Excerpts from an interface dataset:
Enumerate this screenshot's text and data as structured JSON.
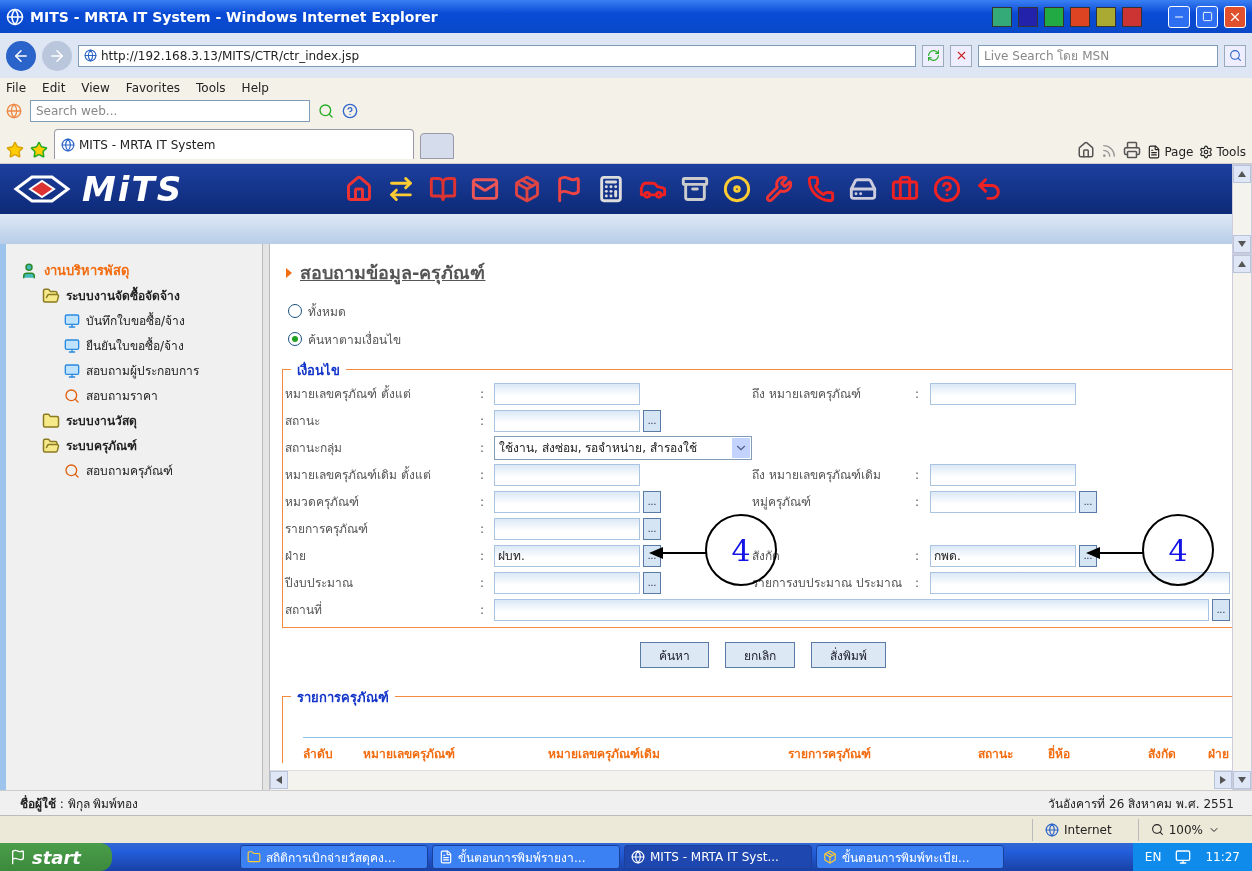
{
  "window": {
    "title": "MITS - MRTA IT System - Windows Internet Explorer"
  },
  "address_bar": {
    "url": "http://192.168.3.13/MITS/CTR/ctr_index.jsp",
    "search_placeholder": "Live Search โดย MSN"
  },
  "menu": [
    "File",
    "Edit",
    "View",
    "Favorites",
    "Tools",
    "Help"
  ],
  "toolbar": {
    "search_placeholder": "Search web..."
  },
  "tabs": [
    {
      "label": "MITS - MRTA IT System",
      "selected": true
    }
  ],
  "command_bar": [
    "Page",
    "Tools"
  ],
  "app": {
    "logo": "MiTS",
    "sidebar": {
      "title": "งานบริหารพัสดุ",
      "items": [
        {
          "label": "ระบบงานจัดซื้อจัดจ้าง",
          "kind": "folder",
          "expanded": true,
          "children": [
            {
              "label": "บันทึกใบขอซื้อ/จ้าง",
              "kind": "form"
            },
            {
              "label": "ยืนยันใบขอซื้อ/จ้าง",
              "kind": "form"
            },
            {
              "label": "สอบถามผู้ประกอบการ",
              "kind": "form"
            },
            {
              "label": "สอบถามราคา",
              "kind": "search"
            }
          ]
        },
        {
          "label": "ระบบงานวัสดุ",
          "kind": "folder",
          "expanded": false
        },
        {
          "label": "ระบบครุภัณฑ์",
          "kind": "folder",
          "expanded": true,
          "children": [
            {
              "label": "สอบถามครุภัณฑ์",
              "kind": "search"
            }
          ]
        }
      ]
    },
    "page_title": "สอบถามข้อมูล-ครุภัณฑ์",
    "scope": [
      {
        "label": "ทั้งหมด",
        "selected": false
      },
      {
        "label": "ค้นหาตามเงื่อนไข",
        "selected": true
      }
    ],
    "criteria": {
      "title": "เงื่อนไข",
      "rows": [
        {
          "left": {
            "label": "หมายเลขครุภัณฑ์ ตั้งแต่",
            "colon": ":",
            "kind": "text"
          },
          "right": {
            "label": "ถึง หมายเลขครุภัณฑ์",
            "colon": ":",
            "kind": "text"
          }
        },
        {
          "left": {
            "label": "สถานะ",
            "colon": ":",
            "kind": "lookup",
            "button": "..."
          }
        },
        {
          "left": {
            "label": "สถานะกลุ่ม",
            "colon": ":",
            "kind": "select",
            "value": "ใช้งาน, ส่งซ่อม, รอจำหน่าย, สำรองใช้"
          }
        },
        {
          "left": {
            "label": "หมายเลขครุภัณฑ์เดิม ตั้งแต่",
            "colon": ":",
            "kind": "text"
          },
          "right": {
            "label": "ถึง หมายเลขครุภัณฑ์เดิม",
            "colon": ":",
            "kind": "text"
          }
        },
        {
          "left": {
            "label": "หมวดครุภัณฑ์",
            "colon": ":",
            "kind": "lookup",
            "button": "..."
          },
          "right": {
            "label": "หมู่ครุภัณฑ์",
            "colon": ":",
            "kind": "lookup",
            "button": "..."
          }
        },
        {
          "left": {
            "label": "รายการครุภัณฑ์",
            "colon": ":",
            "kind": "lookup",
            "button": "..."
          }
        },
        {
          "left": {
            "label": "ฝ่าย",
            "colon": ":",
            "kind": "lookup",
            "value": "ฝบท.",
            "button": "..."
          },
          "right": {
            "label": "สังกัด",
            "colon": ":",
            "kind": "lookup",
            "value": "กพด.",
            "button": "..."
          }
        },
        {
          "left": {
            "label": "ปีงบประมาณ",
            "colon": ":",
            "kind": "lookup",
            "button": "..."
          },
          "right": {
            "label": "รายการงบประมาณ ประมาณ",
            "colon": ":",
            "kind": "wide"
          }
        },
        {
          "left": {
            "label": "สถานที่",
            "colon": ":",
            "kind": "wide_lookup",
            "button": "..."
          }
        }
      ]
    },
    "buttons": [
      "ค้นหา",
      "ยกเลิก",
      "สั่งพิมพ์"
    ],
    "results": {
      "title": "รายการครุภัณฑ์",
      "columns": [
        "ลำดับ",
        "หมายเลขครุภัณฑ์",
        "หมายเลขครุภัณฑ์เดิม",
        "รายการครุภัณฑ์",
        "สถานะ",
        "ยี่ห้อ",
        "สังกัด",
        "ฝ่าย"
      ]
    },
    "annotations": [
      {
        "label": "4"
      },
      {
        "label": "4"
      }
    ],
    "footer": {
      "user": "**ชื่อผู้ใช้** : พิกุล พิมพ์ทอง",
      "date": "วันอังคารที่ 26 สิงหาคม พ.ศ. 2551"
    }
  },
  "status_bar": {
    "zone": "Internet",
    "zoom": "100%"
  },
  "taskbar": {
    "start": "start",
    "tasks": [
      {
        "label": "สถิติการเบิกจ่ายวัสดุคง...",
        "kind": "folder",
        "selected": false
      },
      {
        "label": "ขั้นตอนการพิมพ์รายงา...",
        "kind": "document",
        "selected": false
      },
      {
        "label": "MITS - MRTA IT Syst...",
        "kind": "browser",
        "selected": true
      },
      {
        "label": "ขั้นตอนการพิมพ์ทะเบีย...",
        "kind": "app",
        "selected": false
      }
    ],
    "language": "EN",
    "time": "11:27"
  }
}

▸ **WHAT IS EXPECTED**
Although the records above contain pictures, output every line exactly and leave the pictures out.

▸ **SOLUTION TO THIS TASK**
Enumerate this screenshot's text and data as structured JSON.
{
  "window": {
    "title": "MITS - MRTA IT System - Windows Internet Explorer"
  },
  "address_bar": {
    "url": "http://192.168.3.13/MITS/CTR/ctr_index.jsp",
    "search_placeholder": "Live Search โดย MSN"
  },
  "menu": [
    "File",
    "Edit",
    "View",
    "Favorites",
    "Tools",
    "Help"
  ],
  "toolbar": {
    "search_placeholder": "Search web..."
  },
  "tabs": [
    {
      "label": "MITS - MRTA IT System",
      "selected": true
    }
  ],
  "command_bar": [
    "Page",
    "Tools"
  ],
  "app": {
    "logo": "MiTS",
    "sidebar": {
      "title": "งานบริหารพัสดุ",
      "items": [
        {
          "label": "ระบบงานจัดซื้อจัดจ้าง",
          "kind": "folder",
          "expanded": true,
          "children": [
            {
              "label": "บันทึกใบขอซื้อ/จ้าง",
              "kind": "form"
            },
            {
              "label": "ยืนยันใบขอซื้อ/จ้าง",
              "kind": "form"
            },
            {
              "label": "สอบถามผู้ประกอบการ",
              "kind": "form"
            },
            {
              "label": "สอบถามราคา",
              "kind": "search"
            }
          ]
        },
        {
          "label": "ระบบงานวัสดุ",
          "kind": "folder",
          "expanded": false
        },
        {
          "label": "ระบบครุภัณฑ์",
          "kind": "folder",
          "expanded": true,
          "children": [
            {
              "label": "สอบถามครุภัณฑ์",
              "kind": "search"
            }
          ]
        }
      ]
    },
    "page_title": "สอบถามข้อมูล-ครุภัณฑ์",
    "scope": [
      {
        "label": "ทั้งหมด",
        "selected": false
      },
      {
        "label": "ค้นหาตามเงื่อนไข",
        "selected": true
      }
    ],
    "criteria": {
      "title": "เงื่อนไข",
      "rows": [
        {
          "left": {
            "label": "หมายเลขครุภัณฑ์ ตั้งแต่",
            "colon": ":",
            "kind": "text"
          },
          "right": {
            "label": "ถึง หมายเลขครุภัณฑ์",
            "colon": ":",
            "kind": "text"
          }
        },
        {
          "left": {
            "label": "สถานะ",
            "colon": ":",
            "kind": "lookup",
            "button": "..."
          }
        },
        {
          "left": {
            "label": "สถานะกลุ่ม",
            "colon": ":",
            "kind": "select",
            "value": "ใช้งาน, ส่งซ่อม, รอจำหน่าย, สำรองใช้"
          }
        },
        {
          "left": {
            "label": "หมายเลขครุภัณฑ์เดิม ตั้งแต่",
            "colon": ":",
            "kind": "text"
          },
          "right": {
            "label": "ถึง หมายเลขครุภัณฑ์เดิม",
            "colon": ":",
            "kind": "text"
          }
        },
        {
          "left": {
            "label": "หมวดครุภัณฑ์",
            "colon": ":",
            "kind": "lookup",
            "button": "..."
          },
          "right": {
            "label": "หมู่ครุภัณฑ์",
            "colon": ":",
            "kind": "lookup",
            "button": "..."
          }
        },
        {
          "left": {
            "label": "รายการครุภัณฑ์",
            "colon": ":",
            "kind": "lookup",
            "button": "..."
          }
        },
        {
          "left": {
            "label": "ฝ่าย",
            "colon": ":",
            "kind": "lookup",
            "value": "ฝบท.",
            "button": "..."
          },
          "right": {
            "label": "สังกัด",
            "colon": ":",
            "kind": "lookup",
            "value": "กพด.",
            "button": "..."
          }
        },
        {
          "left": {
            "label": "ปีงบประมาณ",
            "colon": ":",
            "kind": "lookup",
            "button": "..."
          },
          "right": {
            "label": "รายการงบประมาณ ประมาณ",
            "colon": ":",
            "kind": "wide"
          }
        },
        {
          "left": {
            "label": "สถานที่",
            "colon": ":",
            "kind": "wide_lookup",
            "button": "..."
          }
        }
      ]
    },
    "buttons": [
      "ค้นหา",
      "ยกเลิก",
      "สั่งพิมพ์"
    ],
    "results": {
      "title": "รายการครุภัณฑ์",
      "columns": [
        "ลำดับ",
        "หมายเลขครุภัณฑ์",
        "หมายเลขครุภัณฑ์เดิม",
        "รายการครุภัณฑ์",
        "สถานะ",
        "ยี่ห้อ",
        "สังกัด",
        "ฝ่าย"
      ]
    },
    "annotations": [
      {
        "label": "4"
      },
      {
        "label": "4"
      }
    ],
    "footer": {
      "user": "**ชื่อผู้ใช้** : พิกุล พิมพ์ทอง",
      "date": "วันอังคารที่ 26 สิงหาคม พ.ศ. 2551"
    }
  },
  "status_bar": {
    "zone": "Internet",
    "zoom": "100%"
  },
  "taskbar": {
    "start": "start",
    "tasks": [
      {
        "label": "สถิติการเบิกจ่ายวัสดุคง...",
        "kind": "folder",
        "selected": false
      },
      {
        "label": "ขั้นตอนการพิมพ์รายงา...",
        "kind": "document",
        "selected": false
      },
      {
        "label": "MITS - MRTA IT Syst...",
        "kind": "browser",
        "selected": true
      },
      {
        "label": "ขั้นตอนการพิมพ์ทะเบีย...",
        "kind": "app",
        "selected": false
      }
    ],
    "language": "EN",
    "time": "11:27"
  }
}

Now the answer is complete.